━━ THE DATA ━━
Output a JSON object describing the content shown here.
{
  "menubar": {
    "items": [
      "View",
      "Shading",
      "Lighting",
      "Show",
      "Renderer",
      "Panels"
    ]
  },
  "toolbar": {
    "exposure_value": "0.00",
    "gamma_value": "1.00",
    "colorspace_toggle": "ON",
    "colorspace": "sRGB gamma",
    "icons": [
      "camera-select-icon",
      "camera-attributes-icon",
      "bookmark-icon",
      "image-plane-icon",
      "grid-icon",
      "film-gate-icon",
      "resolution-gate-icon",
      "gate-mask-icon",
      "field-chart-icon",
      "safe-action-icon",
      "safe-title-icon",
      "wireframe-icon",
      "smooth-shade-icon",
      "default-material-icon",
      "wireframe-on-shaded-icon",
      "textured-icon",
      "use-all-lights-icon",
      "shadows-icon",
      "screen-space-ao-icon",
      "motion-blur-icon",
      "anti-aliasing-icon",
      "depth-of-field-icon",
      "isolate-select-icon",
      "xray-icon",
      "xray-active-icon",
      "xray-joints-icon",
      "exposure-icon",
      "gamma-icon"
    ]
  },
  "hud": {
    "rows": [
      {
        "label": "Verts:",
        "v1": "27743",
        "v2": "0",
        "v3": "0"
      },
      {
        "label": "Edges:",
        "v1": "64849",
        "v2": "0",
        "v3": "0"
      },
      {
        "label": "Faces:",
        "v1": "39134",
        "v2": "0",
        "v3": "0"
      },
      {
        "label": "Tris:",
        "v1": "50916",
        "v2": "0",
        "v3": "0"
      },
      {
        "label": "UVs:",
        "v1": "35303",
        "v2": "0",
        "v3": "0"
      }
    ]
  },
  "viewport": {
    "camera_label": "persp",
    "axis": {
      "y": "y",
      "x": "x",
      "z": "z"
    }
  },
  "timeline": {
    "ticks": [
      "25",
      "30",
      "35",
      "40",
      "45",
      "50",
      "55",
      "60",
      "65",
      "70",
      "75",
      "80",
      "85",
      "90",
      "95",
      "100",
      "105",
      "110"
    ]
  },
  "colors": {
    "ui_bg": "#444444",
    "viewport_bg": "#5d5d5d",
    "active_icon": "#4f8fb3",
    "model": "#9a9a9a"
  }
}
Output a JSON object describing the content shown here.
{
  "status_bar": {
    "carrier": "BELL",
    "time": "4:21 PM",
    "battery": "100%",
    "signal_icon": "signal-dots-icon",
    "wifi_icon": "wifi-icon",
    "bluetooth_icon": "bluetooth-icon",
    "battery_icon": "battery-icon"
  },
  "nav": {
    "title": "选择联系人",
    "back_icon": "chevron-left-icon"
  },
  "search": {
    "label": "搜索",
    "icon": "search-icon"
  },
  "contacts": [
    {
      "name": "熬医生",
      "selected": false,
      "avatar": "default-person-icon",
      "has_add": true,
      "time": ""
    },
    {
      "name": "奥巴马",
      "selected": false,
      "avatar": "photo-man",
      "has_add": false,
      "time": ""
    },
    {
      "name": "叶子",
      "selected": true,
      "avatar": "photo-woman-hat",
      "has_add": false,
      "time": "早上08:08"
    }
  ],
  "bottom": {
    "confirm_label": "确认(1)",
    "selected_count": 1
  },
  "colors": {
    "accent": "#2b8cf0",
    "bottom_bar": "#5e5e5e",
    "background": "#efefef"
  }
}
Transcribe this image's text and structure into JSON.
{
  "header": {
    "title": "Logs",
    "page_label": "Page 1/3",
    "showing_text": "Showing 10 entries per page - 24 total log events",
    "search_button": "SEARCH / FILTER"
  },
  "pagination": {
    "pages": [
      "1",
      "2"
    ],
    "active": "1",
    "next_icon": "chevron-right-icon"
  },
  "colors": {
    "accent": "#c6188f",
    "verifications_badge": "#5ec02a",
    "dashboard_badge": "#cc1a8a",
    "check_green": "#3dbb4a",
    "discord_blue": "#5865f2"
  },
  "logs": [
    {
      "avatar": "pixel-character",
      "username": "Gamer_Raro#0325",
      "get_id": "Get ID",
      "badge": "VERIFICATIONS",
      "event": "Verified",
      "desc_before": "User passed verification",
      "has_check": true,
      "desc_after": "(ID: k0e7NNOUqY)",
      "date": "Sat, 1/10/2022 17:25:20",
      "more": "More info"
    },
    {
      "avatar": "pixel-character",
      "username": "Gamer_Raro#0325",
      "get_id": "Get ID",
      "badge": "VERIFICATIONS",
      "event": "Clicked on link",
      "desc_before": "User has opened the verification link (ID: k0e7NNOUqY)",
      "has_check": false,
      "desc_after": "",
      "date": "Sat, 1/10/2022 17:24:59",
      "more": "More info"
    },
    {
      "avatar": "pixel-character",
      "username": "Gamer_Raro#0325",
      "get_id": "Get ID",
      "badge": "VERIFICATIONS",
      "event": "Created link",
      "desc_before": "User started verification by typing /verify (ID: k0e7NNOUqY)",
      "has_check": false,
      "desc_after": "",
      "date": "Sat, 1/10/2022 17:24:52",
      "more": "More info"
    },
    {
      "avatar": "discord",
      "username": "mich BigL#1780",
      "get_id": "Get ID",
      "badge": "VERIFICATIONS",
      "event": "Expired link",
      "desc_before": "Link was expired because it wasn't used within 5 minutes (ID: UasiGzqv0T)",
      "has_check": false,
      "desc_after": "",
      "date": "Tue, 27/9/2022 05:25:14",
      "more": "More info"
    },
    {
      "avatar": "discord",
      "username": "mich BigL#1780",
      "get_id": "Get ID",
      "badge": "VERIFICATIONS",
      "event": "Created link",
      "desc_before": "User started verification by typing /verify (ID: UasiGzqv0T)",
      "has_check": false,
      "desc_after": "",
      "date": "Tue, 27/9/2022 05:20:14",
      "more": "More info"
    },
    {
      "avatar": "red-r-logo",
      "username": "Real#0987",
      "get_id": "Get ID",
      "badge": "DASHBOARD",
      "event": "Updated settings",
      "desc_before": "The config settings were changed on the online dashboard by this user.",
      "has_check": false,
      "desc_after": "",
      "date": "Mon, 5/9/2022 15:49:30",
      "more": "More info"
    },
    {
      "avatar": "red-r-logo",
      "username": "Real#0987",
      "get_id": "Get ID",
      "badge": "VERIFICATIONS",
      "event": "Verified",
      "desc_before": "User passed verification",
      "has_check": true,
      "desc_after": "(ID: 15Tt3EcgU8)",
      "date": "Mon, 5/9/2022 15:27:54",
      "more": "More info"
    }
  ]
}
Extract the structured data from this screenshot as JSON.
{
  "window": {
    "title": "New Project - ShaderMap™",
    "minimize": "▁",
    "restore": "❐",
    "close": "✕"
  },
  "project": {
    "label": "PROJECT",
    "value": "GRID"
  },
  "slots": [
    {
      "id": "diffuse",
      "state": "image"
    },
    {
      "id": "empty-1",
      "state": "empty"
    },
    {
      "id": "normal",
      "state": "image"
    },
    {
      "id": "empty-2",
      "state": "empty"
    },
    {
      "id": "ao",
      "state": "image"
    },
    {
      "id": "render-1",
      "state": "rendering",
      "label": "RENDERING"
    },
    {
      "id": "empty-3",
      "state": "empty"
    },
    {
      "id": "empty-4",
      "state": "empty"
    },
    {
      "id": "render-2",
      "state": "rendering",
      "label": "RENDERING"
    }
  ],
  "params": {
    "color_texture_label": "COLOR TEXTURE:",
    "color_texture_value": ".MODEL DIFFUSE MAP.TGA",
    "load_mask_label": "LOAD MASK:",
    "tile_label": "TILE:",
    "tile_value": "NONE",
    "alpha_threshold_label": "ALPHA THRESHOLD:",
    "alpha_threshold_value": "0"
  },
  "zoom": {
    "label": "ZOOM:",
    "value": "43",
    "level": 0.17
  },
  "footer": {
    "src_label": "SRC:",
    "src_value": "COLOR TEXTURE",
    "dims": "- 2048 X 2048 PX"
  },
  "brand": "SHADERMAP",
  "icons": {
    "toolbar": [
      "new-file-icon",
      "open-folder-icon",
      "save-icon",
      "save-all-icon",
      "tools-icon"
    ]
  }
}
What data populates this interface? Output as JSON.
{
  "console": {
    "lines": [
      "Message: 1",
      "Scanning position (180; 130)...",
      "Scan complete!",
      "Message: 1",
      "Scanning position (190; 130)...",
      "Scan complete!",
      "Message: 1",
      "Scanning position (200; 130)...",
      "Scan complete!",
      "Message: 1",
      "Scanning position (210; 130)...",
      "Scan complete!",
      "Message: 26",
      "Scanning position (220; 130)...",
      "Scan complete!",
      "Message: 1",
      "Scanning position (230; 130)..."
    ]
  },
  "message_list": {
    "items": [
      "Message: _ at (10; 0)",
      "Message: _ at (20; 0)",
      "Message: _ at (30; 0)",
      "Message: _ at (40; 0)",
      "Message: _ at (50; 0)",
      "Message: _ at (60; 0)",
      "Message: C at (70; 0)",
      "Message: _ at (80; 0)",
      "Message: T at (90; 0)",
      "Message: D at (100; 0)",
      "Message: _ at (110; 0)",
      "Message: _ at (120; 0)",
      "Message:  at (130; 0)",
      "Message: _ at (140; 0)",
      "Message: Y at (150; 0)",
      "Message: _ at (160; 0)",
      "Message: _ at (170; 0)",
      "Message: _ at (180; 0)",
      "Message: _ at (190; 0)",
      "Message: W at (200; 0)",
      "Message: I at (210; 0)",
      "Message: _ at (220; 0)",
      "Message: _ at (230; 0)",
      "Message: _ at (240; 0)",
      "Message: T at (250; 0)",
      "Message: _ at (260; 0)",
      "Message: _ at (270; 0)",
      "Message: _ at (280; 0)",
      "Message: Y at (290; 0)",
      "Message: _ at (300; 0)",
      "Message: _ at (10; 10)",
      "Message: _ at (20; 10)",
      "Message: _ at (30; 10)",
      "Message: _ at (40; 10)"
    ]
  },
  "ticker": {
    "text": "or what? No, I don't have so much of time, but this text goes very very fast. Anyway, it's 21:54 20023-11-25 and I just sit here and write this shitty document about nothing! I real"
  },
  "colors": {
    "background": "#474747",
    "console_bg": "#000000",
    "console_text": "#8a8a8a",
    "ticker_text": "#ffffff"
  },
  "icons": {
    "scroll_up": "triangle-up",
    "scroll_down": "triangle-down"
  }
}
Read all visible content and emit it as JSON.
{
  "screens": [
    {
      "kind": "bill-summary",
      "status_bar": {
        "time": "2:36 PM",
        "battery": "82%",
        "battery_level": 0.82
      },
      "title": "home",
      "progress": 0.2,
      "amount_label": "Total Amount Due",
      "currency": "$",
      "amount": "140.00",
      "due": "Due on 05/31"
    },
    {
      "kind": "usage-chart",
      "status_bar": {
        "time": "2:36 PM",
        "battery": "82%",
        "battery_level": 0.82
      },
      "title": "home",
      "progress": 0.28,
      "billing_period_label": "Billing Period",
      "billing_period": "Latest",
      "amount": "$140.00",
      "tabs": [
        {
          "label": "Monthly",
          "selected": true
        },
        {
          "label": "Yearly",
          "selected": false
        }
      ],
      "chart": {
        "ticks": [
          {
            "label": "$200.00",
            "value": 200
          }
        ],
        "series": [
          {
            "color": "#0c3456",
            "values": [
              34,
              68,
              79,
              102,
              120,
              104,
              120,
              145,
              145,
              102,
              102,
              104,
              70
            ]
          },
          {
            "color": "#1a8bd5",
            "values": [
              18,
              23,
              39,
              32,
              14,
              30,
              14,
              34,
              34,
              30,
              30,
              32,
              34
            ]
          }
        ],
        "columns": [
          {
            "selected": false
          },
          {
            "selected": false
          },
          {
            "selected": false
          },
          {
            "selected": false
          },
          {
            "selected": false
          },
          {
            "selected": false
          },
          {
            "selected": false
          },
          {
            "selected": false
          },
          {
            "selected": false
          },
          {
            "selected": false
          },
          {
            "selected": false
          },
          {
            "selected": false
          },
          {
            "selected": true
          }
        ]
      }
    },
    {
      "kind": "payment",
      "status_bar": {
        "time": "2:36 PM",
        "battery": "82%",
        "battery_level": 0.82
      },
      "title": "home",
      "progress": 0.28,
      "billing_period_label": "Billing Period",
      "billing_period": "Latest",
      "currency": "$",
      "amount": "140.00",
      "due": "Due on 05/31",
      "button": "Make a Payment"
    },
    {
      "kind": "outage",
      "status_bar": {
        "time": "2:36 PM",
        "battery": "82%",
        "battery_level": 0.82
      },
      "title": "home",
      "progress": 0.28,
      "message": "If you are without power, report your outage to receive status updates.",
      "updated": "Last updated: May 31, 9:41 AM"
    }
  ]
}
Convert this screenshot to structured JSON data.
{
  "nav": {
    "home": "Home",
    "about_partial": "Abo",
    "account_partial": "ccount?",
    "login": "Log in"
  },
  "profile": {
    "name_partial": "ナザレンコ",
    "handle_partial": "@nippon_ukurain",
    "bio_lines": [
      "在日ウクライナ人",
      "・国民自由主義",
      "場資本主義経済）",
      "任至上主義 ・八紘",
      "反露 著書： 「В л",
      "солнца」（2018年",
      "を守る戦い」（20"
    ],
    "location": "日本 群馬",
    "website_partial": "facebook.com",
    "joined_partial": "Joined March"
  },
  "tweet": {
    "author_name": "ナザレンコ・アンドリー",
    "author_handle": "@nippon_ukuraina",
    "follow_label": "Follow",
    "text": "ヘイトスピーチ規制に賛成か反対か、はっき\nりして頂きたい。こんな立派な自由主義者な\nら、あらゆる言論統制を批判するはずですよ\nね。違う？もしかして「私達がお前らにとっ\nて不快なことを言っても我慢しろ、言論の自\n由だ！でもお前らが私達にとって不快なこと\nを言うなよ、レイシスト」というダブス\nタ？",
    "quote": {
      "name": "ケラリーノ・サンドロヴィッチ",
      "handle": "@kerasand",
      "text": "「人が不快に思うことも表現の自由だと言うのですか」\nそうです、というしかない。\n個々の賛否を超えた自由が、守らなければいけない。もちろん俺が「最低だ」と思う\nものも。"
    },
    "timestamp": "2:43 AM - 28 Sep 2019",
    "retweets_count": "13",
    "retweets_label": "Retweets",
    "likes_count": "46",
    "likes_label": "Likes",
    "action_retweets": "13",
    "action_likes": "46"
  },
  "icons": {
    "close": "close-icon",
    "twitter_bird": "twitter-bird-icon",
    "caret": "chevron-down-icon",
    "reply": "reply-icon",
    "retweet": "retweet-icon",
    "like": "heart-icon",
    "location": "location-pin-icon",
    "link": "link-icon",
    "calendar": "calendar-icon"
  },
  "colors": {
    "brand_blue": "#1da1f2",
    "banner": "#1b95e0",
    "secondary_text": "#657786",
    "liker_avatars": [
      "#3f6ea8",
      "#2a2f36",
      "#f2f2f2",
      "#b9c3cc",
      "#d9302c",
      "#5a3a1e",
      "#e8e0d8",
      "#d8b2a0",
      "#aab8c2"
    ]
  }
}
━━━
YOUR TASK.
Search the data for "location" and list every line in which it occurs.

ANSWER SPACE.
    "location": "日本 群馬",
    "location": "location-pin-icon",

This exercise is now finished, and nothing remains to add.